British Army ‘abandoned’ Afghan war interpreters to resurgent Taliban
According to reports in The Times, more than 200 Afghan interpreters have requested amnesty from the British government, after they and their families were threatened by senior Taliban fighters.
Despite these pleas, the British government has allegedly provided only limited advice to the interpreters, recommending they change their mobile numbers and find ‘alternative’ routes to their homes.
“I feel that I have been abandoned,” one interpreter, who did not wish to reveal his name, told The Times.
The interpreter, who assisted the British mission in Helmand province, is now living in Kunar province, miles away from his wife and two children.
“The Taliban know I have worked for the coalition forces and they are looking for me. They have tried a couple of [times] either to capture me or to kill me. That is the reason I am not staying at home and I tell nobody whenever I visit my home,” he said.
Despite interpreters being a vital part of the British military mission since the operation began in 2001, hundreds of them have been refused relocation to Britain.

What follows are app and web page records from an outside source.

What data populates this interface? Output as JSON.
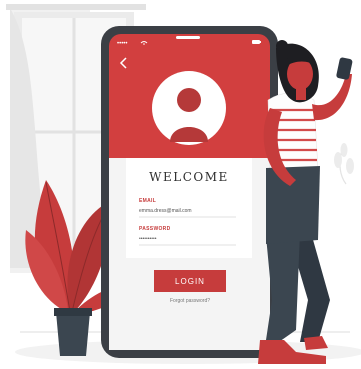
{
  "status_bar": {
    "signal": "•••••",
    "battery_icon": "battery-icon",
    "wifi_icon": "wifi-icon"
  },
  "header": {
    "back_icon": "chevron-left-icon",
    "avatar_icon": "user-avatar-icon"
  },
  "form": {
    "title": "WELCOME",
    "email_label": "EMAIL",
    "email_value": "emma.dress@mail.com",
    "password_label": "PASSWORD",
    "password_value": "••••••••••",
    "login_label": "LOGIN",
    "forgot_label": "Forgot password?"
  },
  "colors": {
    "accent": "#c63c3c",
    "phone_frame": "#3b3f45",
    "wall_gray": "#ececec"
  }
}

The UK only offered safe havens in 2012, and since 2001 just 31 former interpreters have been allowed into the country.
While the government does offer amnesty to interpreters facing serious threat under its “intimidation policy”, only one person has successfully managed to convince British officials they were in danger.
“We take reports of threats and intimidation very seriously and investigate all cases thoroughly, taking action as appropriate in consultation with the locally employed civilian,” a Ministry of Defence (MoD) spokesperson said.
The MoD also confirmed the “vast majority” of cases were given “security advice” rather than stronger protection measures.
Other Afghan interpreters facing intimidation have reportedly entered the UK through unofficial channels, or have applied for asylum.
Earlier this year, three former Afghan interpreters won the right to challenge the British Army in the High Court, after a judge found evidence to suggest they had been “unlawfully treated differently” compared to their counterparts in Iraq, who had received more access to welfare benefits and council homes.